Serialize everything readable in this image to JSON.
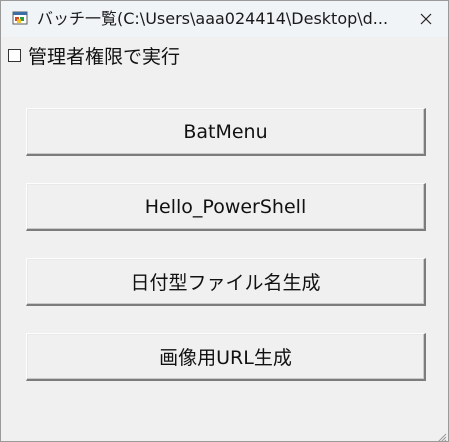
{
  "window": {
    "title": "バッチ一覧(C:\\Users\\aaa024414\\Desktop\\d...",
    "icon": "app-window-icon",
    "close_icon": "close-icon"
  },
  "options": {
    "run_as_admin_label": "管理者権限で実行",
    "run_as_admin_checked": false
  },
  "buttons": [
    {
      "label": "BatMenu"
    },
    {
      "label": "Hello_PowerShell"
    },
    {
      "label": "日付型ファイル名生成"
    },
    {
      "label": "画像用URL生成"
    }
  ],
  "colors": {
    "window_bg": "#f0f0f0",
    "titlebar_bg": "#f0f4f7"
  }
}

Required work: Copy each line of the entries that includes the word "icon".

Written answer:
    "icon": "app-window-icon",
    "close_icon": "close-icon"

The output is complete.